PHILADELPHIA— The respective national party conventions in Philadelphia and Cleveland provided a stark contrast between the state of each major party’s campaign tactics and infrastructure.
Cleveland, while a welcoming host city and an efficiently organized event, offered an inconsistent program devoid of the usual flourishes consistent with professionally produced conventions.
Philadelphia, meanwhile, was a shining display of modern campaigning. From the slick videos to the tightly organized themes to the choreography of speakers to the large American flags distributed to the crowd on Thursday night ahead of retired Gen. John Allen’s speech, it couldn’t have been a sharper contrast with the Republicans’ confab. In fact, it wasn’t just the imagery of the event. The Clinton campaign clearly organized aggressively around their convention
Early on Thursday night, Marlon Marshall, the Clinton campaign’s states and political engagement director, lead attendees on a tour of watch parties from Colorado, Wisconsin and Virginia. He asked supporters to text in “win” to the campaign’s number, a request that was later repeated with the same number but with “jobs,” possibly to segment the SMS list. Later, actor Chloe Grace Moritz highlighted iwillvote.com, a site the tells voters’ their registration status and helps them get on the rolls.

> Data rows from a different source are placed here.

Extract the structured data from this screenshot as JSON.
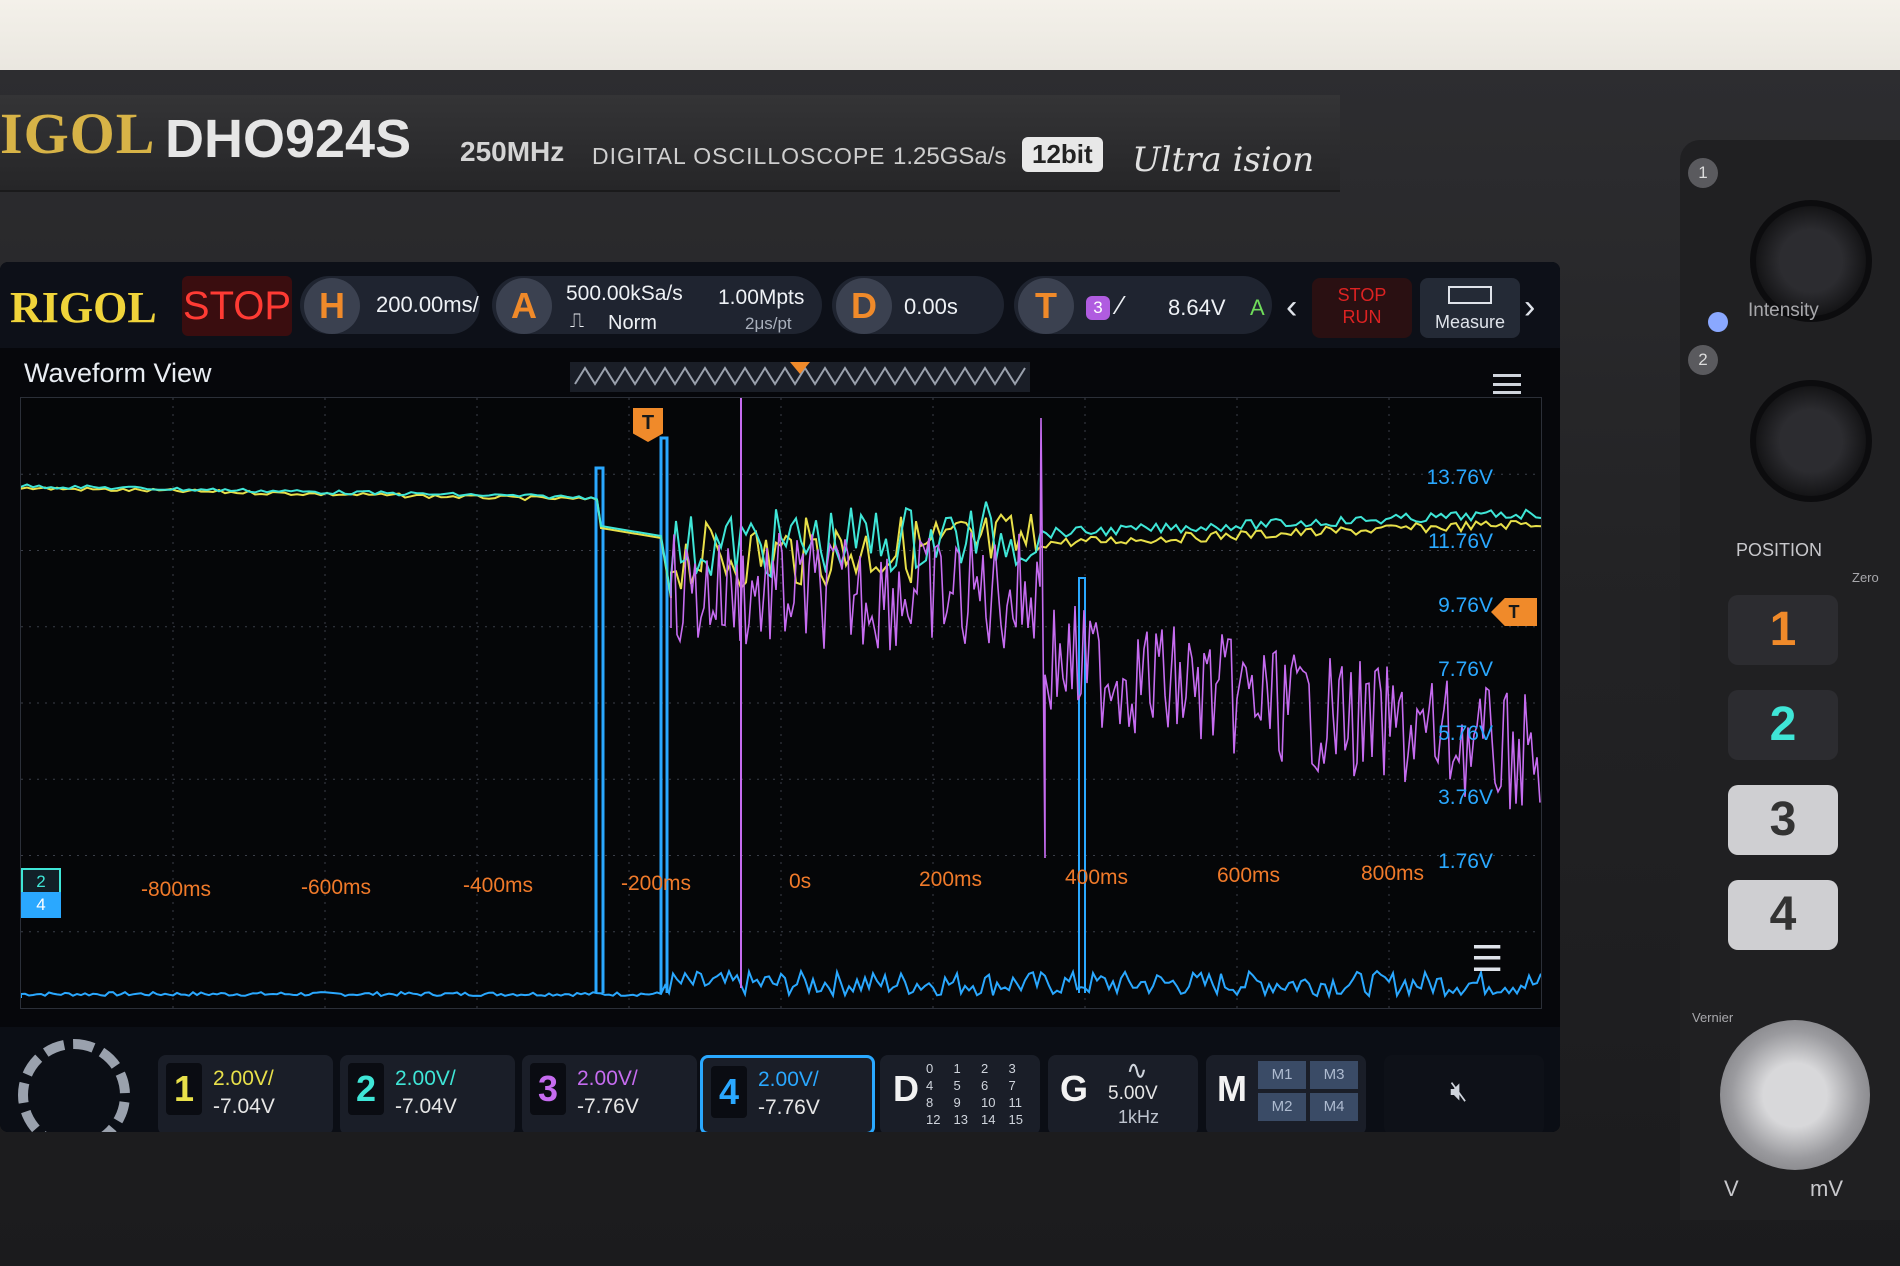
{
  "brand": {
    "logo": "IGOL",
    "model": "DHO924S",
    "bandwidth": "250MHz",
    "description": "DIGITAL OSCILLOSCOPE",
    "sample_rate": "1.25GSa/s",
    "bits": "12bit",
    "ultravision": "Ultra ision"
  },
  "topbar": {
    "logo": "RIGOL",
    "status": "STOP",
    "h_label": "H",
    "timebase": "200.00ms/",
    "a_label": "A",
    "acq_rate": "500.00kSa/s",
    "acq_mode": "Norm",
    "mem_depth": "1.00Mpts",
    "time_per_pt": "2μs/pt",
    "d_label": "D",
    "delay": "0.00s",
    "t_label": "T",
    "trig_source": "3",
    "trig_level": "8.64V",
    "trig_mode": "A",
    "stop_label": "STOP",
    "run_label": "RUN",
    "measure_label": "Measure"
  },
  "waveform": {
    "title": "Waveform View",
    "trigger_marker": "T",
    "y_labels": [
      "13.76V",
      "11.76V",
      "9.76V",
      "7.76V",
      "5.76V",
      "3.76V",
      "1.76V"
    ],
    "x_labels": [
      "-800ms",
      "-600ms",
      "-400ms",
      "-200ms",
      "0s",
      "200ms",
      "400ms",
      "600ms",
      "800ms"
    ],
    "ch_markers": [
      "2",
      "4"
    ],
    "colors": {
      "ch1": "#e8e04a",
      "ch2": "#3fe6d7",
      "ch3": "#c66cf0",
      "ch4": "#2aa8ff"
    }
  },
  "channels": [
    {
      "num": "1",
      "scale": "2.00V/",
      "offset": "-7.04V",
      "color": "#e8e04a"
    },
    {
      "num": "2",
      "scale": "2.00V/",
      "offset": "-7.04V",
      "color": "#3fe6d7"
    },
    {
      "num": "3",
      "scale": "2.00V/",
      "offset": "-7.76V",
      "color": "#c66cf0"
    },
    {
      "num": "4",
      "scale": "2.00V/",
      "offset": "-7.76V",
      "color": "#2aa8ff"
    }
  ],
  "digital": {
    "label": "D",
    "bits": [
      "0",
      "1",
      "2",
      "3",
      "4",
      "5",
      "6",
      "7",
      "8",
      "9",
      "10",
      "11",
      "12",
      "13",
      "14",
      "15"
    ]
  },
  "gen": {
    "label": "G",
    "amplitude": "5.00V",
    "freq": "1kHz"
  },
  "math": {
    "label": "M",
    "items": [
      "M1",
      "M3",
      "M2",
      "M4"
    ]
  },
  "panel": {
    "intensity": "Intensity",
    "position": "POSITION",
    "zero": "Zero",
    "buttons": [
      "1",
      "2",
      "3",
      "4"
    ],
    "vernier": "Vernier",
    "v_label": "V",
    "mv_label": "mV",
    "knob1": "1",
    "knob2": "2"
  }
}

The public outreach wasn’t as sophisticated at the Republican National Convention. Instead, the biggest takeaway was Trump doubling down on his earned-media strategy. During his acceptance speech, he went on for a total of 74 minutes.
Democratic strategist David Axelrod argued that Trump carrying that strategy into the general would improve Clinton’s chances. “He’s the ultimate media candidate, but he doesn’t have a clue how modern campaigns are run,” Axelrod, who now heads the University of Chicago’s Institute of Politics, said Thursday at a panel in Philadelphia hosted by The Atlantic. “Media and message get you want down the field, but the field goal team is data-driven voter contact and he doesn’t have that.”
In a close contest, he added, “she’s going to have an advantage.”
The speeches and videos at the Democratic National Convention created a seamless narrative of succession from the Obama administration to Clinton. But tension between Clinton and Sanders supporters simmered while that narrative played out on stage and screen. Clinton tried personally to heal the rift by saluting her formal rival early in her acceptance speech.
“You put economic and social justice issues front and center where they belong,” she said. “I heard you. Your cause is our cause.”
Clinton had barely got those words out when people started holding up anti-TPP signs and calling back at her. They were soon drowned out by cheers.
But away from the Wells Fargo Center, the Sanders-Clinton divide was clearer to see. In fact, one of the most heated exchanges of all the programming between the two conventions took place Thursday afternoon between former Clinton pollster Mark Penn, Jeff Weaver, Sanders campaign manager, and Stephanie Taylor, co-founder of the Progressive Change Campaign Committee.
Penn made a full-throated defense of the global economy. Pointing to Uber as a creator of some of the jobs of the future.
“Let’s understand what kind of country we have, how it’s changing and how it’s moving into the future,” he said.
Lee Saunders, president of American Federation of State, County and Municipal Employees, derided the gig economy Penn praised. “We can’t organize those workers,” he said, gruffly.
Later, Penn dismissed the idea of factory jobs come back to the United States and noted that almost two thirds of Americans now have a college degree. “We have to put them to work,” Penn said. “They’re not going to go to work in factories.”
Weaver shook his head at Penn and dubbed his comments a “pro-corporate dog whistle.”
He said Sanders supporters wanted to stop corporations from pumping products into the U.S. market “produced with slave labor.”
“We’ve got to stand with working families,” he said. “I think what we learned out there’s a lot of work to be done to re-establish [the Democratic Party’s] credibility with white, working class voters.”
Weaver hinted that Sanders, who is laying the groundwork for his post-2016 organization, may start playing in future primaries up and down the ballot. He said that Democrats need to reorientate the party away from a “corporate affiliation” and toward the grassroots.
“Room has got to be made for those people,” he said.
Taylor, meanwhile, took direct aim at the Clinton campaign, suggesting that despite all the niceties in Philadelphia the party’s divisions are still hiding under a thin veneer.
“I think that there’s a very fragile trust right now between progressives and the Clinton-Kaine ticket,” said Taylor. “There’s not that foundation there. People are waiting to see if they’ll go out and offer this full-throated advocacy of the issues we care about.”
Taylor and other Sanders supporters are clearly anti-free trade. That position has appeal even with allies of Clinton. Saunders, the AFSCME boss, said his union backed the now-Democratic nominee in the primary, but wouldn’t accept “baby steps” on their policy agenda.
“People want to see real change,” he said. “It’s all about priority. Are going to continue to support [policies] that help the point-five percent of this population? We are not against trade. But when trade negatively impacts on working families, then something is wrong.”